= AIM OF THE EXERCISE =
The answer should be every line below, retyped exactly.

•••

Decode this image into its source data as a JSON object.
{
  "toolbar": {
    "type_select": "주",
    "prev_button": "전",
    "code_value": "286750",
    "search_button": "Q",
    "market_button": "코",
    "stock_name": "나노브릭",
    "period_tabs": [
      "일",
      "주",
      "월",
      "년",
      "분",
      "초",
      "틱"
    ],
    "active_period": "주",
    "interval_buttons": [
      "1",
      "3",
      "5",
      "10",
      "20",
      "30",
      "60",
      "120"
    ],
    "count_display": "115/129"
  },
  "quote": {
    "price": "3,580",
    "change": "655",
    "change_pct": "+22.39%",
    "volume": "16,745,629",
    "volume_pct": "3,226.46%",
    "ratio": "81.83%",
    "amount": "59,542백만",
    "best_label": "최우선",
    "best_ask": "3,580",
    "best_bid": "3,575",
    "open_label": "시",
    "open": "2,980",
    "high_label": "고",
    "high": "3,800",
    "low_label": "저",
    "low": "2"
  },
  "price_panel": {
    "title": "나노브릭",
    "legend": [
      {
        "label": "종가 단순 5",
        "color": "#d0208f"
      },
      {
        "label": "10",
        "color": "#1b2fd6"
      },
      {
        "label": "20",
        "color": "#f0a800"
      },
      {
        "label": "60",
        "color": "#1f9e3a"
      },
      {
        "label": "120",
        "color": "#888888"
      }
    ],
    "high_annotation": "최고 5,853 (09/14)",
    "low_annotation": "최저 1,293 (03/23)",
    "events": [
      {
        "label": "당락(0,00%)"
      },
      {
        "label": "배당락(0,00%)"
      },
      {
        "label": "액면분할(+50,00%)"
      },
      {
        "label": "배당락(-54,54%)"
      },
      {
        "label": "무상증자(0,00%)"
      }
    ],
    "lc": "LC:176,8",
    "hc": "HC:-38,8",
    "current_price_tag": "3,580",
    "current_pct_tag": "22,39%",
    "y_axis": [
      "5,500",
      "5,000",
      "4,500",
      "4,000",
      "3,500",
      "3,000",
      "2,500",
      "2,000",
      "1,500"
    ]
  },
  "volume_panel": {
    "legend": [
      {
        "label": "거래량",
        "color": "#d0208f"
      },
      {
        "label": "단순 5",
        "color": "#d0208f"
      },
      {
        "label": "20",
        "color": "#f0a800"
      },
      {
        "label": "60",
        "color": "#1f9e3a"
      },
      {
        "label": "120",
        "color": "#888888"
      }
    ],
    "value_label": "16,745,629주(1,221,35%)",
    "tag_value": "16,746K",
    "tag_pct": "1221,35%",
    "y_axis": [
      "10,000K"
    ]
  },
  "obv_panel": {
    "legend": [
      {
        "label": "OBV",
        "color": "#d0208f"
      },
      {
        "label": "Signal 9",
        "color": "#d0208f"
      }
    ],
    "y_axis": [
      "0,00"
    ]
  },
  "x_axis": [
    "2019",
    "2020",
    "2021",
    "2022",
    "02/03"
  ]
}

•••

= RESULT FOR THIS TASK =
Decode this image into its source data as a JSON object.
{
  "toolbar": {
    "type_select": "주",
    "prev_button": "전",
    "code_value": "286750",
    "search_button": "Q",
    "market_button": "코",
    "stock_name": "나노브릭",
    "period_tabs": [
      "일",
      "주",
      "월",
      "년",
      "분",
      "초",
      "틱"
    ],
    "active_period": "주",
    "interval_buttons": [
      "1",
      "3",
      "5",
      "10",
      "20",
      "30",
      "60",
      "120"
    ],
    "count_display": "115/129"
  },
  "quote": {
    "price": "3,580",
    "change": "655",
    "change_pct": "+22.39%",
    "volume": "16,745,629",
    "volume_pct": "3,226.46%",
    "ratio": "81.83%",
    "amount": "59,542백만",
    "best_label": "최우선",
    "best_ask": "3,580",
    "best_bid": "3,575",
    "open_label": "시",
    "open": "2,980",
    "high_label": "고",
    "high": "3,800",
    "low_label": "저",
    "low": "2"
  },
  "price_panel": {
    "title": "나노브릭",
    "legend": [
      {
        "label": "종가 단순 5",
        "color": "#d0208f"
      },
      {
        "label": "10",
        "color": "#1b2fd6"
      },
      {
        "label": "20",
        "color": "#f0a800"
      },
      {
        "label": "60",
        "color": "#1f9e3a"
      },
      {
        "label": "120",
        "color": "#888888"
      }
    ],
    "high_annotation": "최고 5,853 (09/14)",
    "low_annotation": "최저 1,293 (03/23)",
    "events": [
      {
        "label": "당락(0,00%)"
      },
      {
        "label": "배당락(0,00%)"
      },
      {
        "label": "액면분할(+50,00%)"
      },
      {
        "label": "배당락(-54,54%)"
      },
      {
        "label": "무상증자(0,00%)"
      }
    ],
    "lc": "LC:176,8",
    "hc": "HC:-38,8",
    "current_price_tag": "3,580",
    "current_pct_tag": "22,39%",
    "y_axis": [
      "5,500",
      "5,000",
      "4,500",
      "4,000",
      "3,500",
      "3,000",
      "2,500",
      "2,000",
      "1,500"
    ]
  },
  "volume_panel": {
    "legend": [
      {
        "label": "거래량",
        "color": "#d0208f"
      },
      {
        "label": "단순 5",
        "color": "#d0208f"
      },
      {
        "label": "20",
        "color": "#f0a800"
      },
      {
        "label": "60",
        "color": "#1f9e3a"
      },
      {
        "label": "120",
        "color": "#888888"
      }
    ],
    "value_label": "16,745,629주(1,221,35%)",
    "tag_value": "16,746K",
    "tag_pct": "1221,35%",
    "y_axis": [
      "10,000K"
    ]
  },
  "obv_panel": {
    "legend": [
      {
        "label": "OBV",
        "color": "#d0208f"
      },
      {
        "label": "Signal 9",
        "color": "#d0208f"
      }
    ],
    "y_axis": [
      "0,00"
    ]
  },
  "x_axis": [
    "2019",
    "2020",
    "2021",
    "2022",
    "02/03"
  ]
}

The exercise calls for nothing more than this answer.